Data excerpts Block Start

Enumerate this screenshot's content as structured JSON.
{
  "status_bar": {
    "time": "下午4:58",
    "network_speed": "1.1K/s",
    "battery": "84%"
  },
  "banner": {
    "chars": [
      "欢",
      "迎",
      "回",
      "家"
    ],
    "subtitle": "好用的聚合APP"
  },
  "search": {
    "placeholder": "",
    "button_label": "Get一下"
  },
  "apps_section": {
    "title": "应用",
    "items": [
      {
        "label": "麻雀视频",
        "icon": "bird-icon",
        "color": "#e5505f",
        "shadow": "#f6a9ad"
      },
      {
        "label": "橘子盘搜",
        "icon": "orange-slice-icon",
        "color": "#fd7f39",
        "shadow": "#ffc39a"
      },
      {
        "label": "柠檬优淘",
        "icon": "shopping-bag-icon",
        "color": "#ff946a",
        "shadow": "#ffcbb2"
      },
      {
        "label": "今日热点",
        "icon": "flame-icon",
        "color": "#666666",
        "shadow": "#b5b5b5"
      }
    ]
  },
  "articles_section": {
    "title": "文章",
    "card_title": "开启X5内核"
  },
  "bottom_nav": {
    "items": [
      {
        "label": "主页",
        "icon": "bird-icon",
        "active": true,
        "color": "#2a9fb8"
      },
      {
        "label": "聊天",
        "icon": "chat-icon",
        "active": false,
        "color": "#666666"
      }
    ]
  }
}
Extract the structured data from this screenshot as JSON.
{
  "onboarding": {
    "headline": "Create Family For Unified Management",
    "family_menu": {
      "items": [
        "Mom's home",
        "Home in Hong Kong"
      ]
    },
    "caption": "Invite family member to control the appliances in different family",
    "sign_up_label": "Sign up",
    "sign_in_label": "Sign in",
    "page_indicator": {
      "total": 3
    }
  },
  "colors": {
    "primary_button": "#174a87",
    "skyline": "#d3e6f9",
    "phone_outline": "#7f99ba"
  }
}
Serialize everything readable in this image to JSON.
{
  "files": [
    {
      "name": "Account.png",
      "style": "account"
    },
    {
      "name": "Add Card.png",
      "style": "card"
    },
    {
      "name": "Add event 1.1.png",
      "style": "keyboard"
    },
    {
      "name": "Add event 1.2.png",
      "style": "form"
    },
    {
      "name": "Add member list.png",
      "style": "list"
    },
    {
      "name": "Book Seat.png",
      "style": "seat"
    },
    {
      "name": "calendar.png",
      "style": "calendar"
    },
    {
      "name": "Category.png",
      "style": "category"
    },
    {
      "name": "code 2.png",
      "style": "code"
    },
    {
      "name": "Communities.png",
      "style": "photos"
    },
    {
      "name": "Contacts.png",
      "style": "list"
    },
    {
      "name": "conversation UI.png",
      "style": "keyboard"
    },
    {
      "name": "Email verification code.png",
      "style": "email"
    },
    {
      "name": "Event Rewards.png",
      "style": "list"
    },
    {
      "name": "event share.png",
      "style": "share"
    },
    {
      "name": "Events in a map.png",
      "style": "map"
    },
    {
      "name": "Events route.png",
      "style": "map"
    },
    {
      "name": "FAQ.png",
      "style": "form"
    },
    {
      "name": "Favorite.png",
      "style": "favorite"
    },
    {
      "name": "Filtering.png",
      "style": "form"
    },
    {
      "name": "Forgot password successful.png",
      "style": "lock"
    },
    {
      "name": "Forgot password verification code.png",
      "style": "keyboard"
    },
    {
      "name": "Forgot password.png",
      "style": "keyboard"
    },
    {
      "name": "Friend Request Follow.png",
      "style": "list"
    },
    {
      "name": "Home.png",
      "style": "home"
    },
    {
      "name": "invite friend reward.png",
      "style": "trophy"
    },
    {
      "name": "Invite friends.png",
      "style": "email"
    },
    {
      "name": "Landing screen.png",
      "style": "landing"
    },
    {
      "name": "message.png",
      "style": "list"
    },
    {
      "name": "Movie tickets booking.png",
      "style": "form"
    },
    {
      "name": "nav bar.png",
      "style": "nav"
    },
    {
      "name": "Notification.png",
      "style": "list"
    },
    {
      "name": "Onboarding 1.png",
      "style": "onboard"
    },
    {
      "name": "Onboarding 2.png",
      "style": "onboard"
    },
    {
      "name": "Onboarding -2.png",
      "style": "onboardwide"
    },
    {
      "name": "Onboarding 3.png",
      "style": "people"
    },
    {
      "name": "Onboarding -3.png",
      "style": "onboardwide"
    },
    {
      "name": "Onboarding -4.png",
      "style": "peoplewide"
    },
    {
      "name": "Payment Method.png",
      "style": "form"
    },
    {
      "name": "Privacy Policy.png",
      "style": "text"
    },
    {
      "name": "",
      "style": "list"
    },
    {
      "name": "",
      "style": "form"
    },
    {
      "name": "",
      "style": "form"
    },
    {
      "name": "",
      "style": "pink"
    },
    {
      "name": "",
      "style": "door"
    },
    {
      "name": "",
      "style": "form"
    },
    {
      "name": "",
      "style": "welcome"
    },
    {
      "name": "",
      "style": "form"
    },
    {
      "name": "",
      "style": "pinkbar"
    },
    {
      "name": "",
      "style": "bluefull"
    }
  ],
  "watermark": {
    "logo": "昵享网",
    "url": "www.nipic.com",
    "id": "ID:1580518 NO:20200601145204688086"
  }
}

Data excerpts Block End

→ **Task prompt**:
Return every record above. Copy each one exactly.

→ **Solution to the exercise**:
Enumerate this screenshot's content as structured JSON.
{
  "status_bar": {
    "time": "下午4:58",
    "network_speed": "1.1K/s",
    "battery": "84%"
  },
  "banner": {
    "chars": [
      "欢",
      "迎",
      "回",
      "家"
    ],
    "subtitle": "好用的聚合APP"
  },
  "search": {
    "placeholder": "",
    "button_label": "Get一下"
  },
  "apps_section": {
    "title": "应用",
    "items": [
      {
        "label": "麻雀视频",
        "icon": "bird-icon",
        "color": "#e5505f",
        "shadow": "#f6a9ad"
      },
      {
        "label": "橘子盘搜",
        "icon": "orange-slice-icon",
        "color": "#fd7f39",
        "shadow": "#ffc39a"
      },
      {
        "label": "柠檬优淘",
        "icon": "shopping-bag-icon",
        "color": "#ff946a",
        "shadow": "#ffcbb2"
      },
      {
        "label": "今日热点",
        "icon": "flame-icon",
        "color": "#666666",
        "shadow": "#b5b5b5"
      }
    ]
  },
  "articles_section": {
    "title": "文章",
    "card_title": "开启X5内核"
  },
  "bottom_nav": {
    "items": [
      {
        "label": "主页",
        "icon": "bird-icon",
        "active": true,
        "color": "#2a9fb8"
      },
      {
        "label": "聊天",
        "icon": "chat-icon",
        "active": false,
        "color": "#666666"
      }
    ]
  }
}
Extract the structured data from this screenshot as JSON.
{
  "onboarding": {
    "headline": "Create Family For Unified Management",
    "family_menu": {
      "items": [
        "Mom's home",
        "Home in Hong Kong"
      ]
    },
    "caption": "Invite family member to control the appliances in different family",
    "sign_up_label": "Sign up",
    "sign_in_label": "Sign in",
    "page_indicator": {
      "total": 3
    }
  },
  "colors": {
    "primary_button": "#174a87",
    "skyline": "#d3e6f9",
    "phone_outline": "#7f99ba"
  }
}
Serialize everything readable in this image to JSON.
{
  "files": [
    {
      "name": "Account.png",
      "style": "account"
    },
    {
      "name": "Add Card.png",
      "style": "card"
    },
    {
      "name": "Add event 1.1.png",
      "style": "keyboard"
    },
    {
      "name": "Add event 1.2.png",
      "style": "form"
    },
    {
      "name": "Add member list.png",
      "style": "list"
    },
    {
      "name": "Book Seat.png",
      "style": "seat"
    },
    {
      "name": "calendar.png",
      "style": "calendar"
    },
    {
      "name": "Category.png",
      "style": "category"
    },
    {
      "name": "code 2.png",
      "style": "code"
    },
    {
      "name": "Communities.png",
      "style": "photos"
    },
    {
      "name": "Contacts.png",
      "style": "list"
    },
    {
      "name": "conversation UI.png",
      "style": "keyboard"
    },
    {
      "name": "Email verification code.png",
      "style": "email"
    },
    {
      "name": "Event Rewards.png",
      "style": "list"
    },
    {
      "name": "event share.png",
      "style": "share"
    },
    {
      "name": "Events in a map.png",
      "style": "map"
    },
    {
      "name": "Events route.png",
      "style": "map"
    },
    {
      "name": "FAQ.png",
      "style": "form"
    },
    {
      "name": "Favorite.png",
      "style": "favorite"
    },
    {
      "name": "Filtering.png",
      "style": "form"
    },
    {
      "name": "Forgot password successful.png",
      "style": "lock"
    },
    {
      "name": "Forgot password verification code.png",
      "style": "keyboard"
    },
    {
      "name": "Forgot password.png",
      "style": "keyboard"
    },
    {
      "name": "Friend Request Follow.png",
      "style": "list"
    },
    {
      "name": "Home.png",
      "style": "home"
    },
    {
      "name": "invite friend reward.png",
      "style": "trophy"
    },
    {
      "name": "Invite friends.png",
      "style": "email"
    },
    {
      "name": "Landing screen.png",
      "style": "landing"
    },
    {
      "name": "message.png",
      "style": "list"
    },
    {
      "name": "Movie tickets booking.png",
      "style": "form"
    },
    {
      "name": "nav bar.png",
      "style": "nav"
    },
    {
      "name": "Notification.png",
      "style": "list"
    },
    {
      "name": "Onboarding 1.png",
      "style": "onboard"
    },
    {
      "name": "Onboarding 2.png",
      "style": "onboard"
    },
    {
      "name": "Onboarding -2.png",
      "style": "onboardwide"
    },
    {
      "name": "Onboarding 3.png",
      "style": "people"
    },
    {
      "name": "Onboarding -3.png",
      "style": "onboardwide"
    },
    {
      "name": "Onboarding -4.png",
      "style": "peoplewide"
    },
    {
      "name": "Payment Method.png",
      "style": "form"
    },
    {
      "name": "Privacy Policy.png",
      "style": "text"
    },
    {
      "name": "",
      "style": "list"
    },
    {
      "name": "",
      "style": "form"
    },
    {
      "name": "",
      "style": "form"
    },
    {
      "name": "",
      "style": "pink"
    },
    {
      "name": "",
      "style": "door"
    },
    {
      "name": "",
      "style": "form"
    },
    {
      "name": "",
      "style": "welcome"
    },
    {
      "name": "",
      "style": "form"
    },
    {
      "name": "",
      "style": "pinkbar"
    },
    {
      "name": "",
      "style": "bluefull"
    }
  ],
  "watermark": {
    "logo": "昵享网",
    "url": "www.nipic.com",
    "id": "ID:1580518 NO:20200601145204688086"
  }
}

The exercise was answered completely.